There's nothing quite like a cozy fire burning in the fireplace during the winter months. But like any appliance, maintaining your fireplace is essential to ensure its longevity and safety.
Here are some tips anyone can follow to keep their fireplace looking and running great all winter long.
Start with a Clean Sweep
Before you light up your first fire of the season, you need to give your fireplace a thorough cleaning. Start by removing any debris left over from last season, such as ashes or leftover logs. Vacuum it out and make sure there is no residue left behind.
You should also clean the glass doors of your fireplace with a cloth and water. This will help you keep a good view of the fire inside. If your fireplace has a flue, make sure to clean it thoroughly as well. You could use a chimney brush to ensure that the inner lining is free of any dirt or grime.
Keep in mind that the fuel source you use for your fireplace can also impact its condition. For instance, burning wood can produce creosote buildup in the flue, which may require more frequent cleaning.
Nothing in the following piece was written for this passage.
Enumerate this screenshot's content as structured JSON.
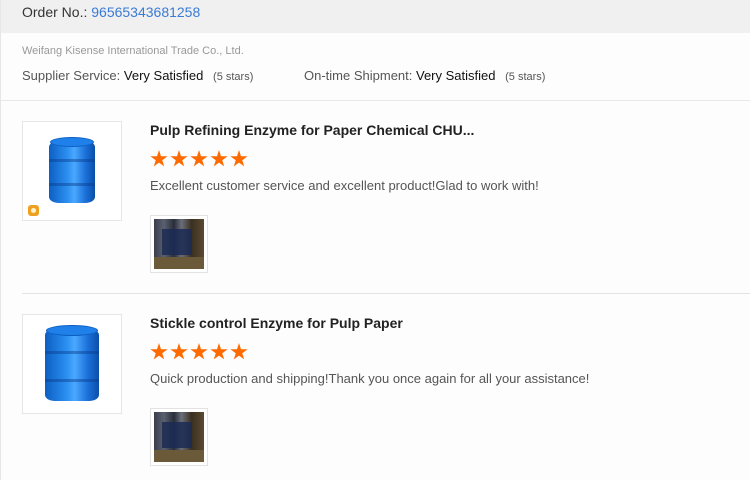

In this case, you might need to invest in a professional chimney sweep.
Once your fireplace is clean, regularly inspect it for signs of wear and tear. Check the damper and doors for cracks or loose mortar that could cause dangerous levels of carbon monoxide in your home. Also, look at the smoke chamber and firebox for signs of damage or deterioration caused by heat over time. Replacing broken parts right away will help prevent further problems down the road.
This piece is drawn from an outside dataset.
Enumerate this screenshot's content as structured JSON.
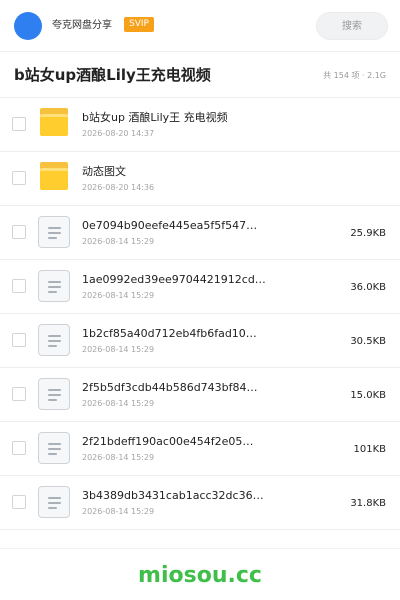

If you use gas logs, inspect the burner and valve regularly. Make sure nothing is blocking the air intake or venting system. Also, ensure that all connections are tight and secure.
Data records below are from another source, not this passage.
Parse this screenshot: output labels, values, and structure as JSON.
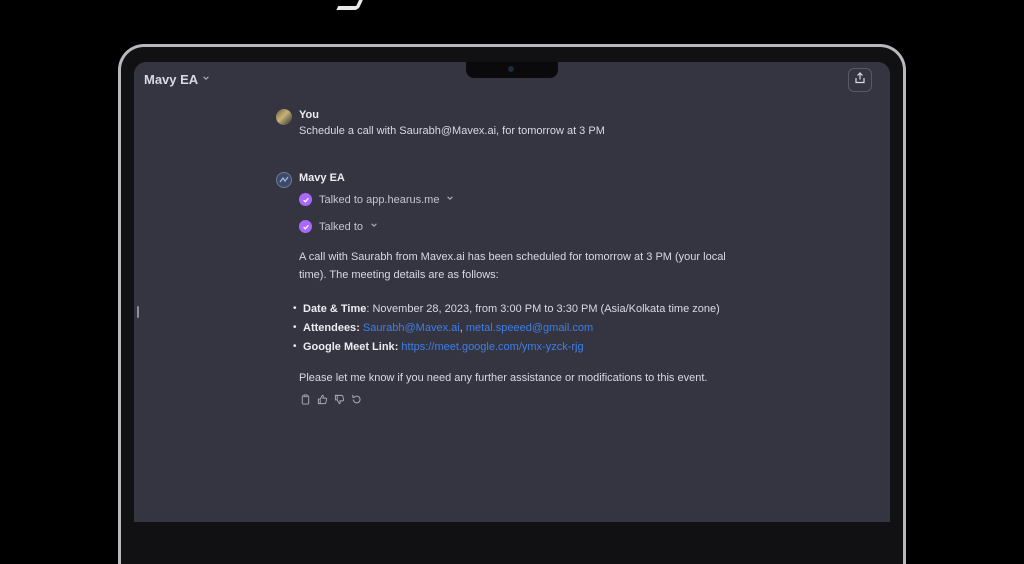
{
  "window": {
    "title": "Mavy EA"
  },
  "user_message": {
    "author": "You",
    "text": "Schedule a call with Saurabh@Mavex.ai, for tomorrow at 3 PM"
  },
  "assistant_message": {
    "author": "Mavy EA",
    "tools": [
      {
        "label": "Talked to app.hearus.me"
      },
      {
        "label": "Talked to"
      }
    ],
    "intro": "A call with Saurabh from Mavex.ai has been scheduled for tomorrow at 3 PM (your local time). The meeting details are as follows:",
    "details": {
      "date_label": "Date & Time",
      "date_value": ": November 28, 2023, from 3:00 PM to 3:30 PM (Asia/Kolkata time zone)",
      "attendees_label": "Attendees",
      "attendee_1": "Saurabh@Mavex.ai",
      "attendee_sep": ",",
      "attendee_2": "metal.speeed@gmail.com",
      "meet_label": "Google Meet Link",
      "meet_link": "https://meet.google.com/ymx-yzck-rjg"
    },
    "closing": "Please let me know if you need any further assistance or modifications to this event."
  },
  "colors": {
    "background": "#000000",
    "chat_bg": "#343541",
    "accent_check": "#ab68ff",
    "link": "#3e7ee6"
  },
  "icons": [
    "share-icon",
    "chevron-down-icon",
    "check-icon",
    "copy-icon",
    "thumbs-up-icon",
    "thumbs-down-icon",
    "regenerate-icon"
  ]
}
Prepare Your Hearth
The hearth around your fireplace needs regular maintenance as well. Make sure it's free of debris and dust before each use so that it won't catch on fire while burning logs in the fireplace below. You should also make sure that any combustible materials are kept away from the area, such as furniture, carpets, and curtains — which can easily ignite if exposed to an open flame for too long.
Finally, go over the manufacturer's instructions to ensure that your fireplace is safely and correctly installed. This will help you avoid any potential disasters.
Fireplaces can be beautiful additions to any home, but they require regular maintenance to keep them running safely and efficiently all winter long. Taking some time every few weeks (or even days) to check on its condition can help prevent costly repairs in the future and keep your family safe from potential hazards like carbon monoxide poisoning or house fires caused by improper use of the appliance.
To learn more, contact a local fireplace maintenance service.